The founders of the ICC may refuse to recognize America’s special role, but by turning to Washington when civil war breaks out in Liberia, or nuclear weapons sprout up in North Korea, or peacekeepers are needed in the Sinai, they are tacitly conceding that the United States is, well, special. As Johns Hopkins professor Fouad Ajami sighs, “The world rails against the United States, yet embraces its protection, its gossip and its hipness.”
In fact, as of 2004, Washington has defense-treaty commitments with 50 countries; the US military is the last (and first) line of defense for dozens of others. This role of stabilizer and honest broker expands daily in the War on Terror, with US forces now deployed in more than 100 countries. Since ICC officials won’t grant the United States exemptions to carry out this function, Washington is taking matters into its own hands:
-Using an ICC loophole to their advantage, US diplomats are hammering out side agreements with scores of countries to protect US troops from ICC prosecution. Among the 38 countries that have already agreed are Tajikistan, Afghanistan, Djibouti, the Philippines, Azerbaijan, Uzbekistan, Bosnia, Bahrain, India, and Israel—all important fronts in the War on Terror.
-Congress has passed the American Servicemembers’ Protection Act, which blocks US military assistance to any country that signs on to the ICC but refuses to sign a side agreement shielding US personnel. Underscoring just how serious Congress is taking the ICC’s attack on American sovereignty, ASPA also authorizes the president to use “all means necessary and appropriate” to free American or allied personnel from ICC imprisonment. In other words, ASPA is a license for war. Recall that this legislation emanated from a Democratic-controlled Senate, was passed by a Republican House and was signed by a Republican president.
Chasing after what Alexis de Tocqueville called the “indefinite perfectibility of man,” proponents of the ICC believe the court will “achieve justice for all…end impunity…end conflicts…remedy the deficiencies of ad hoc tribunals…deter future war criminals.” In a word, they believe the ICC can change human nature.

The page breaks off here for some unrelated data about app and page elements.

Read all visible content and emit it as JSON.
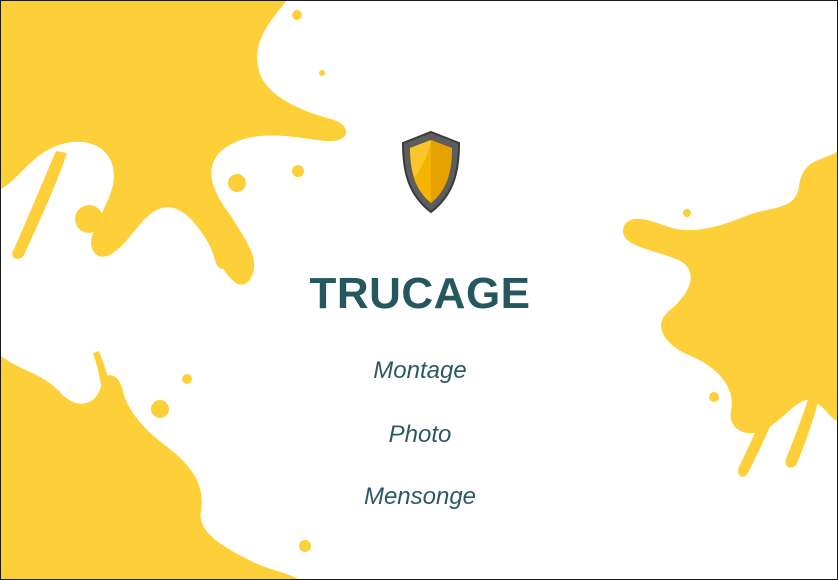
{
  "slide": {
    "title": "TRUCAGE",
    "keywords": [
      "Montage",
      "Photo",
      "Mensonge"
    ]
  },
  "icon": "shield-icon",
  "colors": {
    "splash": "#fdd03a",
    "title": "#25575f",
    "shield_fill": "#f5b400",
    "shield_rim": "#5d5d5d"
  }
}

They are wrong, and history itself mocks them.
How can a court decision shame the shameless or punish the lawless? How will a court achieve justice for Saddam’s murdered victims, or the Taliban’s, or Kim Jong Il’s? How will it end impunity without the capacity to punish the guilty? How will it end conflicts, many of which rage even now between signatories of the ICC treaty? How will it deter future war criminals if Nuremburg, the most powerful war-crimes tribunal in history, failed to deter Stalin, Pol Pot, Mengistu, Amin, Saddam, the Hutus, Milosevic, or bin Laden?
It seems that a global effort to transform the regimes and systems that perpetrate these crimes would be more effective than what amounts to a global D.A. As British statesman and author George Walden once observed, “The most reliable unit of peace is a prosperous, educated, stable democratic nation.”
The United States may be on the wrong side of the world for opposing the ICC; but if it continues to replace dictatorships with democracies, it will remain on the right side of history.